Segment Open

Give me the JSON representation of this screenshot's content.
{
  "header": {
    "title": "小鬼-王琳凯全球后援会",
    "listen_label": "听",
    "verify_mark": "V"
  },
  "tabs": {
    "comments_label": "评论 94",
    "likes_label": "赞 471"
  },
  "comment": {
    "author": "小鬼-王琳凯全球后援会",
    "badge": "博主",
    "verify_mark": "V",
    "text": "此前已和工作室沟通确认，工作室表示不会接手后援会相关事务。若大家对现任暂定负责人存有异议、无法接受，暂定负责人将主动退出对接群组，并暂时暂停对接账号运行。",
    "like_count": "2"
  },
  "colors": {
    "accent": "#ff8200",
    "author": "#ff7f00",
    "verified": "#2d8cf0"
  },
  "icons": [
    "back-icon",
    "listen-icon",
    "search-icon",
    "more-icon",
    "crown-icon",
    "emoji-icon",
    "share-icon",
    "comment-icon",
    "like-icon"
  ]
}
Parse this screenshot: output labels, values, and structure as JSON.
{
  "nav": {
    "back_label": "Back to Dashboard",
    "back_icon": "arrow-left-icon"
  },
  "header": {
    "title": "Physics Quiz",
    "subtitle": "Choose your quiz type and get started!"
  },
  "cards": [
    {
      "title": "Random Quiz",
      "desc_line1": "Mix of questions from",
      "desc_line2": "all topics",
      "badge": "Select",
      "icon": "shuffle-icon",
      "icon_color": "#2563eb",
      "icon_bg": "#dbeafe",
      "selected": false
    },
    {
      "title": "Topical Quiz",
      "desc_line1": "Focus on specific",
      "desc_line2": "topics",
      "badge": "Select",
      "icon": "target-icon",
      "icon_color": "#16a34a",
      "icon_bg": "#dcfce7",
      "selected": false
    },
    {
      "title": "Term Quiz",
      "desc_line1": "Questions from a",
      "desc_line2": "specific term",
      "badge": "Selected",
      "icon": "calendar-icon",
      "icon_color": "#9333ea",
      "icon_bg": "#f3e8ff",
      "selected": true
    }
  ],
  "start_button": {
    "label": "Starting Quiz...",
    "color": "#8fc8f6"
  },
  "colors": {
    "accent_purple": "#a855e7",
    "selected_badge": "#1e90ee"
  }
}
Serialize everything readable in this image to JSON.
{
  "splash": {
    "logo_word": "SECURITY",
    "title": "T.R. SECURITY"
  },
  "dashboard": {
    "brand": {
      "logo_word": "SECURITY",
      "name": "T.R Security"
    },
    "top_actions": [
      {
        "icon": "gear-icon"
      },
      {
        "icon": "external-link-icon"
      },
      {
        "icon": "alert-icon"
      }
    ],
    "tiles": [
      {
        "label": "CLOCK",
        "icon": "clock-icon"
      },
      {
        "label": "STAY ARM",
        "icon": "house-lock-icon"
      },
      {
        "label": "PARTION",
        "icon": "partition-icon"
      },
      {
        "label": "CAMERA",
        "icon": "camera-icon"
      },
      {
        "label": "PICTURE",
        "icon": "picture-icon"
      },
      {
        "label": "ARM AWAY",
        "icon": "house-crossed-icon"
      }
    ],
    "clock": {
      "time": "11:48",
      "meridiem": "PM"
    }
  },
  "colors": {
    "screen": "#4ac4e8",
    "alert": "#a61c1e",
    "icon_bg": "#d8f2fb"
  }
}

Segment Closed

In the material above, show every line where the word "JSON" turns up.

→ **TASK ANSWER**:
Give me the JSON representation of this screenshot's content.
Parse this screenshot: output labels, values, and structure as JSON.
Serialize everything readable in this image to JSON.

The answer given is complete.